I think Scarface said, “I never understand why I could never see a man cry, til I seen that man die.” Well, my uncle is dying. His body is shutting down. But you would never know it.
I’ll give you a little background on my Uncle Dave. He’s one of my mother’s seven brothers; her immediate older brother. He’s one of fourteen of my grandmother’s kids. I hope I don’t hurt anyone’s feelings here, but he’s one of my two favorite uncles. I know, you love all your uncles unconditionally, but this is the uncle I’ve had the most respect for and who has always tried his best to make me happy. He’s classic. His sense of humor is top notch. Always ready to crack a joke to make people happy. My cousin Mike told me one time that Dave would give you his last dollar if you needed it. I believe him too.
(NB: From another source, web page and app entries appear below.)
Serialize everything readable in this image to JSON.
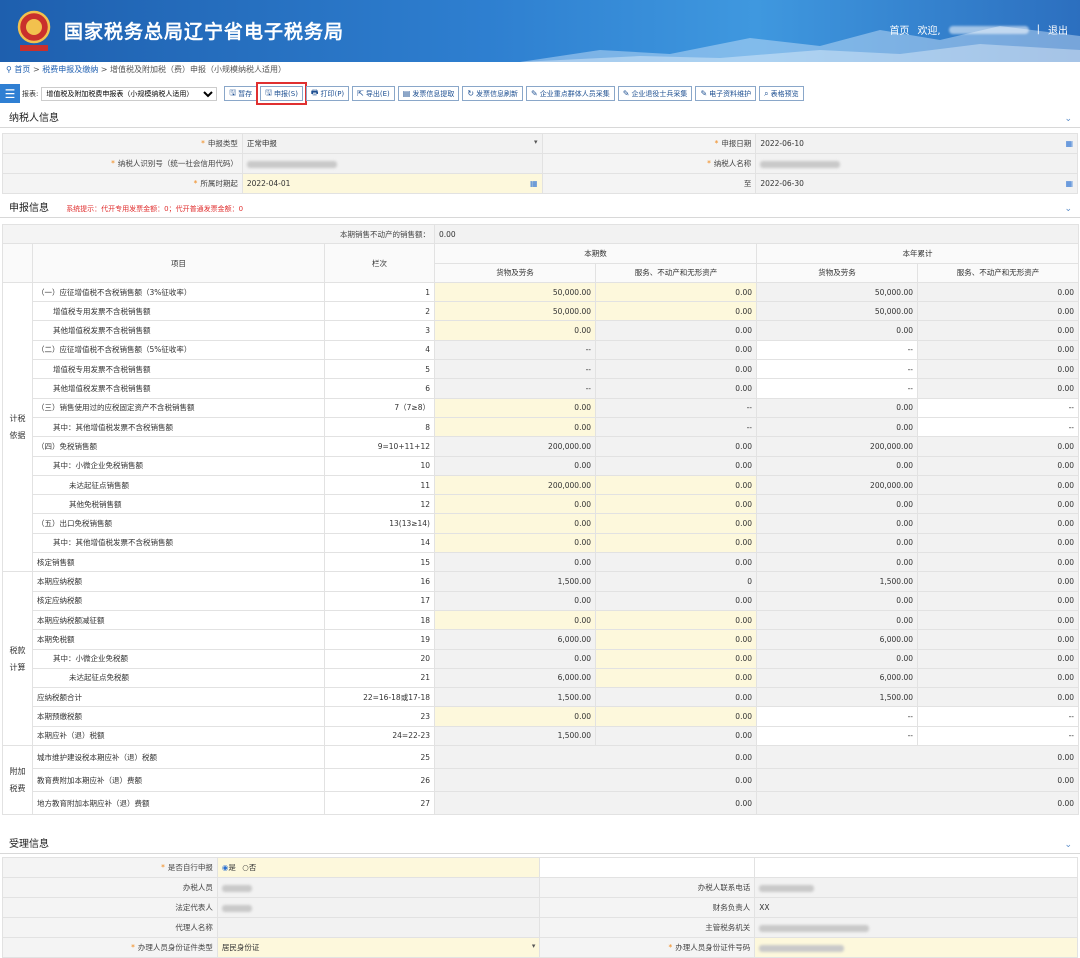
{
  "header": {
    "title": "国家税务总局辽宁省电子税务局",
    "home": "首页",
    "welcome": "欢迎,",
    "logout": "退出",
    "separator": "|"
  },
  "breadcrumb": {
    "home": "首页",
    "sep": ">",
    "level1": "税费申报及缴纳",
    "level2": "增值税及附加税（费）申报（小规模纳税人适用）"
  },
  "toolbar": {
    "select_label": "报表:",
    "select_value": "增值税及附加税费申报表（小规模纳税人适用）",
    "buttons": [
      {
        "label": "暂存",
        "icon": "save-icon",
        "glyph": "🖫"
      },
      {
        "label": "申报(S)",
        "icon": "declare-icon",
        "glyph": "🖫"
      },
      {
        "label": "打印(P)",
        "icon": "print-icon",
        "glyph": "🖶"
      },
      {
        "label": "导出(E)",
        "icon": "export-icon",
        "glyph": "⇱"
      },
      {
        "label": "发票信息提取",
        "icon": "invoice-icon",
        "glyph": "▤"
      },
      {
        "label": "发票信息刷新",
        "icon": "refresh-icon",
        "glyph": "↻"
      },
      {
        "label": "企业重点群体人员采集",
        "icon": "edit-icon",
        "glyph": "✎"
      },
      {
        "label": "企业退役士兵采集",
        "icon": "edit-icon",
        "glyph": "✎"
      },
      {
        "label": "电子资料维护",
        "icon": "edit-icon",
        "glyph": "✎"
      },
      {
        "label": "表格预览",
        "icon": "preview-icon",
        "glyph": "⌕"
      }
    ],
    "highlighted_index": 1
  },
  "taxpayer": {
    "section_title": "纳税人信息",
    "decl_type_label": "申报类型",
    "decl_type_value": "正常申报",
    "decl_date_label": "申报日期",
    "decl_date_value": "2022-06-10",
    "tax_id_label": "纳税人识别号（统一社会信用代码）",
    "name_label": "纳税人名称",
    "period_start_label": "所属时期起",
    "period_start_value": "2022-04-01",
    "period_end_label": "至",
    "period_end_value": "2022-06-30"
  },
  "declaration": {
    "section_title": "申报信息",
    "tip": "系统提示：代开专用发票金额：0；代开普通发票金额：0",
    "immovable_label": "本期销售不动产的销售额：",
    "immovable_value": "0.00",
    "headers": {
      "item": "项目",
      "col": "栏次",
      "current": "本期数",
      "ytd": "本年累计",
      "goods": "货物及劳务",
      "services": "服务、不动产和无形资产"
    },
    "groups": {
      "basis": "计税依据",
      "calc": "税款计算",
      "surcharge": "附加税费"
    },
    "rows": [
      {
        "item": "（一）应征增值税不含税销售额（3%征收率）",
        "col": "1",
        "indent": 0,
        "v": [
          "50,000.00",
          "0.00",
          "50,000.00",
          "0.00"
        ],
        "bg": [
          "e",
          "e",
          "v",
          "v"
        ]
      },
      {
        "item": "增值税专用发票不含税销售额",
        "col": "2",
        "indent": 1,
        "v": [
          "50,000.00",
          "0.00",
          "50,000.00",
          "0.00"
        ],
        "bg": [
          "e",
          "e",
          "v",
          "v"
        ]
      },
      {
        "item": "其他增值税发票不含税销售额",
        "col": "3",
        "indent": 1,
        "v": [
          "0.00",
          "0.00",
          "0.00",
          "0.00"
        ],
        "bg": [
          "e",
          "v",
          "v",
          "v"
        ]
      },
      {
        "item": "（二）应征增值税不含税销售额（5%征收率）",
        "col": "4",
        "indent": 0,
        "v": [
          "--",
          "0.00",
          "--",
          "0.00"
        ],
        "bg": [
          "v",
          "v",
          "w",
          "v"
        ]
      },
      {
        "item": "增值税专用发票不含税销售额",
        "col": "5",
        "indent": 1,
        "v": [
          "--",
          "0.00",
          "--",
          "0.00"
        ],
        "bg": [
          "v",
          "v",
          "w",
          "v"
        ]
      },
      {
        "item": "其他增值税发票不含税销售额",
        "col": "6",
        "indent": 1,
        "v": [
          "--",
          "0.00",
          "--",
          "0.00"
        ],
        "bg": [
          "v",
          "v",
          "w",
          "v"
        ]
      },
      {
        "item": "（三）销售使用过的应税固定资产不含税销售额",
        "col": "7（7≥8）",
        "indent": 0,
        "v": [
          "0.00",
          "--",
          "0.00",
          "--"
        ],
        "bg": [
          "e",
          "v",
          "v",
          "w"
        ]
      },
      {
        "item": "其中：其他增值税发票不含税销售额",
        "col": "8",
        "indent": 1,
        "v": [
          "0.00",
          "--",
          "0.00",
          "--"
        ],
        "bg": [
          "e",
          "v",
          "v",
          "w"
        ]
      },
      {
        "item": "（四）免税销售额",
        "col": "9=10+11+12",
        "indent": 0,
        "v": [
          "200,000.00",
          "0.00",
          "200,000.00",
          "0.00"
        ],
        "bg": [
          "v",
          "v",
          "v",
          "v"
        ]
      },
      {
        "item": "其中：小微企业免税销售额",
        "col": "10",
        "indent": 1,
        "v": [
          "0.00",
          "0.00",
          "0.00",
          "0.00"
        ],
        "bg": [
          "v",
          "v",
          "v",
          "v"
        ]
      },
      {
        "item": "未达起征点销售额",
        "col": "11",
        "indent": 2,
        "v": [
          "200,000.00",
          "0.00",
          "200,000.00",
          "0.00"
        ],
        "bg": [
          "e",
          "e",
          "v",
          "v"
        ]
      },
      {
        "item": "其他免税销售额",
        "col": "12",
        "indent": 2,
        "v": [
          "0.00",
          "0.00",
          "0.00",
          "0.00"
        ],
        "bg": [
          "e",
          "e",
          "v",
          "v"
        ]
      },
      {
        "item": "（五）出口免税销售额",
        "col": "13(13≥14)",
        "indent": 0,
        "v": [
          "0.00",
          "0.00",
          "0.00",
          "0.00"
        ],
        "bg": [
          "e",
          "e",
          "v",
          "v"
        ]
      },
      {
        "item": "其中：其他增值税发票不含税销售额",
        "col": "14",
        "indent": 1,
        "v": [
          "0.00",
          "0.00",
          "0.00",
          "0.00"
        ],
        "bg": [
          "e",
          "e",
          "v",
          "v"
        ]
      },
      {
        "item": "核定销售额",
        "col": "15",
        "indent": 0,
        "v": [
          "0.00",
          "0.00",
          "0.00",
          "0.00"
        ],
        "bg": [
          "v",
          "v",
          "v",
          "v"
        ]
      },
      {
        "item": "本期应纳税额",
        "col": "16",
        "indent": 0,
        "v": [
          "1,500.00",
          "0",
          "1,500.00",
          "0.00"
        ],
        "bg": [
          "v",
          "v",
          "v",
          "v"
        ]
      },
      {
        "item": "核定应纳税额",
        "col": "17",
        "indent": 0,
        "v": [
          "0.00",
          "0.00",
          "0.00",
          "0.00"
        ],
        "bg": [
          "v",
          "v",
          "v",
          "v"
        ]
      },
      {
        "item": "本期应纳税额减征额",
        "col": "18",
        "indent": 0,
        "v": [
          "0.00",
          "0.00",
          "0.00",
          "0.00"
        ],
        "bg": [
          "e",
          "e",
          "v",
          "v"
        ]
      },
      {
        "item": "本期免税额",
        "col": "19",
        "indent": 0,
        "v": [
          "6,000.00",
          "0.00",
          "6,000.00",
          "0.00"
        ],
        "bg": [
          "v",
          "e",
          "v",
          "v"
        ]
      },
      {
        "item": "其中：小微企业免税额",
        "col": "20",
        "indent": 1,
        "v": [
          "0.00",
          "0.00",
          "0.00",
          "0.00"
        ],
        "bg": [
          "v",
          "e",
          "v",
          "v"
        ]
      },
      {
        "item": "未达起征点免税额",
        "col": "21",
        "indent": 2,
        "v": [
          "6,000.00",
          "0.00",
          "6,000.00",
          "0.00"
        ],
        "bg": [
          "v",
          "e",
          "v",
          "v"
        ]
      },
      {
        "item": "应纳税额合计",
        "col": "22=16-18或17-18",
        "indent": 0,
        "v": [
          "1,500.00",
          "0.00",
          "1,500.00",
          "0.00"
        ],
        "bg": [
          "v",
          "v",
          "v",
          "v"
        ]
      },
      {
        "item": "本期预缴税额",
        "col": "23",
        "indent": 0,
        "v": [
          "0.00",
          "0.00",
          "--",
          "--"
        ],
        "bg": [
          "e",
          "e",
          "w",
          "w"
        ]
      },
      {
        "item": "本期应补（退）税额",
        "col": "24=22-23",
        "indent": 0,
        "v": [
          "1,500.00",
          "0.00",
          "--",
          "--"
        ],
        "bg": [
          "v",
          "v",
          "w",
          "w"
        ]
      }
    ],
    "surcharge_rows": [
      {
        "item": "城市维护建设税本期应补（退）税额",
        "col": "25",
        "v": [
          "0.00",
          "0.00"
        ]
      },
      {
        "item": "教育费附加本期应补（退）费额",
        "col": "26",
        "v": [
          "0.00",
          "0.00"
        ]
      },
      {
        "item": "地方教育附加本期应补（退）费额",
        "col": "27",
        "v": [
          "0.00",
          "0.00"
        ]
      }
    ]
  },
  "acceptance": {
    "section_title": "受理信息",
    "self_label": "是否自行申报",
    "yes": "是",
    "no": "否",
    "handler_label": "办税人员",
    "handler_phone_label": "办税人联系电话",
    "legal_label": "法定代表人",
    "finance_label": "财务负责人",
    "finance_value": "XX",
    "agent_label": "代理人名称",
    "authority_label": "主管税务机关",
    "id_type_label": "办理人员身份证件类型",
    "id_type_value": "居民身份证",
    "id_no_label": "办理人员身份证件号码"
  },
  "colors": {
    "banner": "#2e7fd0",
    "highlight": "#e03030",
    "editable": "#fdf8dc",
    "readonly": "#f2f2f2"
  }
}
When I was younger, if anyone messed with me, I always told them that I had family that would back me up. Whether it be my cousins Mike or Bruce, or my Uncle Dave, I named dropped family, mostly so I didn’t have to get in fights. I usually tried turning the aggression into a one on one basketball game. Some kids want to fight at the drop of a hat. Not me. I did all I could to stay away. It wasn’t even because I was scared to scrap. It was because I didn’t want to get in trouble at school. I’m sure anyone who I ever had an altercation heard the line, “You better step back because you don’t want my Uncle Dave to come and whoop your ass.” My first memory of Uncle Dave always had to do with him holding his own. He would tell my cousin Mike, who is nearly a scratch golfer and someone who understands martial arts very well, that first, he would kick his ass in golf, then after that, he would kick his ass in fighting.
Last night, I saw him in a slightly different light. Carol and I visited him in the hospital. I snuck into his room when only his daughters were supposed to be in there. I could tell he was in immense pain. But he made me comfortable. I felt a warmth from him. He remembered that I had a double header on the weekend and he made it a point to ask me about it. I was thrown for a loop, because I expected him to be upset about his uncomfortableness. But through his pain, he was able to make me comfortable in his presence. His two daughters were in the room with him, helping him pass the time through the pain. Nurturing him to help ease his pain. And throught the entire time they were strong. I couldn’t imagine how they were doing it. But it was him. While they were easing him through his pain, he was doing the same to them. He would let them know that the pain wasn’t going to be long, and that they didn’t have to worry because the pain would go away, and he’d be back to normal. I was stunned that someone could be so unselfish at a time in which it was entirely fine to only think about yourself. He wanted his daughters to be at peace. And it seemed that throughout that pain, he was at peace too.
Tonight, he was brought back home to be with his family. Just about the entire family came by to see him. Almost all those fourteen kids my grandmother borne had children of their own. And some of those grandchildren have had children. You can imagine the scene. It was one of those moments you’ll never forget because everyone forgot about their own problems and only thought about his. His wife was at his beckoned call. His daughters were with him at every step. And his son was there with a blanket or pillows if he needed them. And yet, he still had teaching to do. I overheard him talking to his youngest daughter, telling her that she was going to make the right decisions in her life because it wouldn’t be only her making the decisions. He’d be helping her, even if he wasn’t around. He was preparing for life without him. He was letting his kids know what he’d expected of them, and that they wouldn’t be alone because all they had to do was remember the talk he had with them, and he’d be with them every step of the way. I sat there listening to him, truly inspired about how human he was in his time of despair. Rather than pitying himself, he was making sure things were going to be alright. It was helping him with his peace.
As I write this, I could never imagine being in his shoes. But he taught me something in these last couple days. People create problems where they need not be. They blame their lifestyle for their inconsistencies as people. They are too busy to do what is right and would rather take the easy way out. But in these last couple days, he is making sure that things are being done the right way, whether he is sick or not. My oldest son said to me today that he was scared to hug his great uncle because he thought he’d get sick too. I told him he wouldn’t get sick. But as he finally gave him a hug goodbye, I could only hope that the humility was contagious.